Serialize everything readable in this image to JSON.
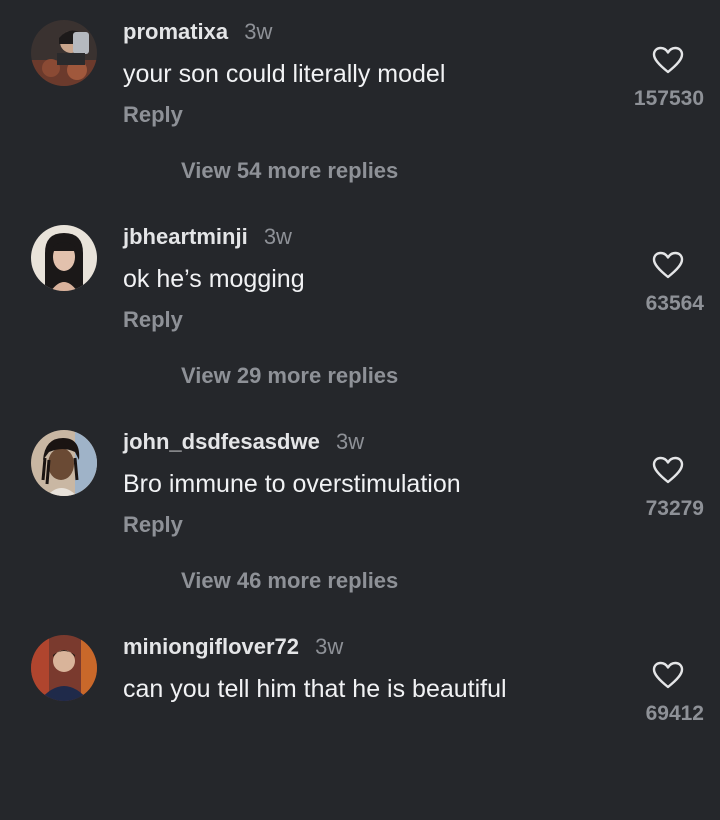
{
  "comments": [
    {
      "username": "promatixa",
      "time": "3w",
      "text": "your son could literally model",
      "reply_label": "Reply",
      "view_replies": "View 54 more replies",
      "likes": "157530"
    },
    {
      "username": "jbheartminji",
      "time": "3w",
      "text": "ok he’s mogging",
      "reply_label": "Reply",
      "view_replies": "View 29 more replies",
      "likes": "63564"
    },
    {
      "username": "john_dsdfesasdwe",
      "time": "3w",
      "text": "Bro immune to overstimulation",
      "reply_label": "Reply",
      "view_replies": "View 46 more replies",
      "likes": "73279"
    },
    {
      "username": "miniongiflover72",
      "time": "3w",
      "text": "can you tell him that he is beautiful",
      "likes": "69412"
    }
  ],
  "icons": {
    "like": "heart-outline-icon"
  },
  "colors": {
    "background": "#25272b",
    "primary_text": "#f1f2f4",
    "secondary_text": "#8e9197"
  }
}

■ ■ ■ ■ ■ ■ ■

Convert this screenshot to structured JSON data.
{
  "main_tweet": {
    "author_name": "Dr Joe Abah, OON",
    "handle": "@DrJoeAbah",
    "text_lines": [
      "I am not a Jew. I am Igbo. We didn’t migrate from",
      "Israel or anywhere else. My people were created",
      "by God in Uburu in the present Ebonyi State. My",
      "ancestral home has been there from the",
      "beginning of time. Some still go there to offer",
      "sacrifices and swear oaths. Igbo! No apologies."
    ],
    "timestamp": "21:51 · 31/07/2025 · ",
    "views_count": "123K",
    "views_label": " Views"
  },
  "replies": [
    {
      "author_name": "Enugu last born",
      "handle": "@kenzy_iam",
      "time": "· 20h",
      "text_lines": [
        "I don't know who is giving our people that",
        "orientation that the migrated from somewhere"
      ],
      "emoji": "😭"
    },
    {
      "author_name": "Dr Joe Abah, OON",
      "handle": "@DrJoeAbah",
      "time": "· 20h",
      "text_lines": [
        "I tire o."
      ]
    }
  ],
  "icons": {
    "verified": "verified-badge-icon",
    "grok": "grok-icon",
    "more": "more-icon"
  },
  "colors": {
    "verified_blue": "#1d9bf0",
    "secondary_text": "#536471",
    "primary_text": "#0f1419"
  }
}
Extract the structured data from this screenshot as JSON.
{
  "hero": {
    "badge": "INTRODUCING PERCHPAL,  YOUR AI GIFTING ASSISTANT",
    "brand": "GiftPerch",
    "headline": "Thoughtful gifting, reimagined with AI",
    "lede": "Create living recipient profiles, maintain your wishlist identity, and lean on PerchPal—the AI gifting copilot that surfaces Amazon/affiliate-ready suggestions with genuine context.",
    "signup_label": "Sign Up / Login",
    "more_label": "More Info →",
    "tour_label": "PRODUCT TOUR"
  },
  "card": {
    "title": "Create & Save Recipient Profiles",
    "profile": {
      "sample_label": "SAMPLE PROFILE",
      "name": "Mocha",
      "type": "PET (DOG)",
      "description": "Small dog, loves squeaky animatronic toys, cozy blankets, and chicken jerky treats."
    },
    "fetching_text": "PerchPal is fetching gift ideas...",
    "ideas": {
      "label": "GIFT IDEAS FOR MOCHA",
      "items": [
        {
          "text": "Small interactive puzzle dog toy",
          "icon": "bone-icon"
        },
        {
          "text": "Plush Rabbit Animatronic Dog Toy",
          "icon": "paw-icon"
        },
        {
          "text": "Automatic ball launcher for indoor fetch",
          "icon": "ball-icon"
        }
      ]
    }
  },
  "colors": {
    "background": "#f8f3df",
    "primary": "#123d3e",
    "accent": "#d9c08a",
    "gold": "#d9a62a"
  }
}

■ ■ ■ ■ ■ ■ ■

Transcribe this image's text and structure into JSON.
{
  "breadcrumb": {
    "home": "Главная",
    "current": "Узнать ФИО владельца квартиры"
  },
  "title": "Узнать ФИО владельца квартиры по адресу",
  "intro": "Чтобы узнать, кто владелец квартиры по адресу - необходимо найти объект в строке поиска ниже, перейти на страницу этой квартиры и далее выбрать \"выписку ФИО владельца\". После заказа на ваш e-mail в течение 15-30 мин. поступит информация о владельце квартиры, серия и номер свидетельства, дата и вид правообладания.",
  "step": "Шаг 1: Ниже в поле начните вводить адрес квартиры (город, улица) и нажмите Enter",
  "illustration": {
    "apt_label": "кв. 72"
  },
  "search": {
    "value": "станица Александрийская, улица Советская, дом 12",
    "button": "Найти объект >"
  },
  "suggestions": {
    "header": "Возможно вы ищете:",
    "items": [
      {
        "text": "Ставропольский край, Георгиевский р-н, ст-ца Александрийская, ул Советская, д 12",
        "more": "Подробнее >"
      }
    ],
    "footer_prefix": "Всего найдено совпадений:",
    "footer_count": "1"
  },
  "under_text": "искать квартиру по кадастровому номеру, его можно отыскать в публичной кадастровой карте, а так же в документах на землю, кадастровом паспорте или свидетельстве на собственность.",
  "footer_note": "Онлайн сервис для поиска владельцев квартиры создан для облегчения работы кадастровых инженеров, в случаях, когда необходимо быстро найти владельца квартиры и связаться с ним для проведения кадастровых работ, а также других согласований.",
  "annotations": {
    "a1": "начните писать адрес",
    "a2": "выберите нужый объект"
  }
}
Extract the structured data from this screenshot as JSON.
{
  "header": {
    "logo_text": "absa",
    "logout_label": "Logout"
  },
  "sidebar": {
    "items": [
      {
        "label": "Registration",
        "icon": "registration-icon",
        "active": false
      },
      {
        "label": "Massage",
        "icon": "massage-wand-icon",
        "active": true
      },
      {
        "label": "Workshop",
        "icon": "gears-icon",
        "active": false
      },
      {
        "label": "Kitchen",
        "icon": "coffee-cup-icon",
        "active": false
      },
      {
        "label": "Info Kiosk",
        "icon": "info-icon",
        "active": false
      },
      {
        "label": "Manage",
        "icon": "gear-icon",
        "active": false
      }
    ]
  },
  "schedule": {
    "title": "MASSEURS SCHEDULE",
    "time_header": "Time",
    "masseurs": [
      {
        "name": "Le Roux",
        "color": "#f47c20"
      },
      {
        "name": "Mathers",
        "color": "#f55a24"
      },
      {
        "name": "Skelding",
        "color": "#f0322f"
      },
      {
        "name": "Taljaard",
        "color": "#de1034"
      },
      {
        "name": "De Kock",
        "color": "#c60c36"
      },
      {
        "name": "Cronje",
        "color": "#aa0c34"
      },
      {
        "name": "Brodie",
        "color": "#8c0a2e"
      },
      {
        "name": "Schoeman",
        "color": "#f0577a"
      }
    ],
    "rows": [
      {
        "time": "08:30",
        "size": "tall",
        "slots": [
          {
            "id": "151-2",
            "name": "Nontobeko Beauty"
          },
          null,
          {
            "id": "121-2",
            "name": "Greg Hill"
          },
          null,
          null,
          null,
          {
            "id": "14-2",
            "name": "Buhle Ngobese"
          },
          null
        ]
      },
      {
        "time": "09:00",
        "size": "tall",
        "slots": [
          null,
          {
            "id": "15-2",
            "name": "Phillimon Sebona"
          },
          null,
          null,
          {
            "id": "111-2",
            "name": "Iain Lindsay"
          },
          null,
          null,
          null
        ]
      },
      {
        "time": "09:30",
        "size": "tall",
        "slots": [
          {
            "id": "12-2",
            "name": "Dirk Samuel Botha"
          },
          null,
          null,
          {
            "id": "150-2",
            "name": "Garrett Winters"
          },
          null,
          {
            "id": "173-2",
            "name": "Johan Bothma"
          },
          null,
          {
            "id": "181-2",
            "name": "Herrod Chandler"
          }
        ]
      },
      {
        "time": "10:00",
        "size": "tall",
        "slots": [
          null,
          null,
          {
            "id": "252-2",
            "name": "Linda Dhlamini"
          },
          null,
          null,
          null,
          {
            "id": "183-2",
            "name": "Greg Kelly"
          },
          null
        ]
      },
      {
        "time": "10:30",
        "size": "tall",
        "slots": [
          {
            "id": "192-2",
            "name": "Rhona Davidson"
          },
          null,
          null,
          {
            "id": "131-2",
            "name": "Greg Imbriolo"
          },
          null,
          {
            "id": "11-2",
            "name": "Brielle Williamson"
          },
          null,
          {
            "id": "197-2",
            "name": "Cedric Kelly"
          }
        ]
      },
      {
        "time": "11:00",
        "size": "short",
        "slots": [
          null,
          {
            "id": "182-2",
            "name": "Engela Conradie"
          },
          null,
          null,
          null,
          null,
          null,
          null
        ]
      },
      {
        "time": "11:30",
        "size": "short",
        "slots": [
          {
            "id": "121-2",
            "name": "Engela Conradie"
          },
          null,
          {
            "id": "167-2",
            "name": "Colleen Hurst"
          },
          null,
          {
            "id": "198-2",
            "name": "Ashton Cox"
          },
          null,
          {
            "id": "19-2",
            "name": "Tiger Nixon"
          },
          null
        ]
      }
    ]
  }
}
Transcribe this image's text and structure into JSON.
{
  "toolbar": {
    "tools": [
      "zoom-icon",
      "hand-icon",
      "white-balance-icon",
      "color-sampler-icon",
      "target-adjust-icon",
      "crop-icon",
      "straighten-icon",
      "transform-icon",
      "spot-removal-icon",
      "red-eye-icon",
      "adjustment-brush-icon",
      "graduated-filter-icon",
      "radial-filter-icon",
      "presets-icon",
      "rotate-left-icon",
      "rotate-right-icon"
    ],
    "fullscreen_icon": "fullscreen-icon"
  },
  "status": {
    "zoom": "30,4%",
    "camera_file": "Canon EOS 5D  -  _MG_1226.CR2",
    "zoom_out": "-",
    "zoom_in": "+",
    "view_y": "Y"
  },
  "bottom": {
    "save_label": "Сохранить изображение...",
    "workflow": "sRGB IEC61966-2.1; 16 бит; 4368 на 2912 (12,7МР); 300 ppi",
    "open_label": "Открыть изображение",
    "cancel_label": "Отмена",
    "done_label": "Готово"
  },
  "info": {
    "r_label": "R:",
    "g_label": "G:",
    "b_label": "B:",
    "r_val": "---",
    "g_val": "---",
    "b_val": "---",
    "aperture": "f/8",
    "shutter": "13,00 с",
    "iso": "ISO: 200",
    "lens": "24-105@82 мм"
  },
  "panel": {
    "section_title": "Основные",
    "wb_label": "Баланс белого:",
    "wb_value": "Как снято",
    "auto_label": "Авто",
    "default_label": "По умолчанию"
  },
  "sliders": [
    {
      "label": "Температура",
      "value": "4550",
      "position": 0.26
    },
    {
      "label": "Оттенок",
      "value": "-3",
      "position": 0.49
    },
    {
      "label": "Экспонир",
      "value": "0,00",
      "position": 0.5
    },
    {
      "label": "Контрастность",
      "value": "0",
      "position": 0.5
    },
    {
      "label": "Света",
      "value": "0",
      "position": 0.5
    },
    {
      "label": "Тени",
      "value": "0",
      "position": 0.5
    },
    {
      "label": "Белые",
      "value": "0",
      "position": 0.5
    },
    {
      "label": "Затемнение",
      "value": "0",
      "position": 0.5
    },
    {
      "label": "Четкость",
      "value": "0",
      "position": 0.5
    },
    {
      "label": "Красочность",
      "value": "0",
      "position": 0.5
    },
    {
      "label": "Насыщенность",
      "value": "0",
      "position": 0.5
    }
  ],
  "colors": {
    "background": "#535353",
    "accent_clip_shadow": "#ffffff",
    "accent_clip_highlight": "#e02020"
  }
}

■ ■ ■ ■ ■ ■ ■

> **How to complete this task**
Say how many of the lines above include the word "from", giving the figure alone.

> **Worked solution**
5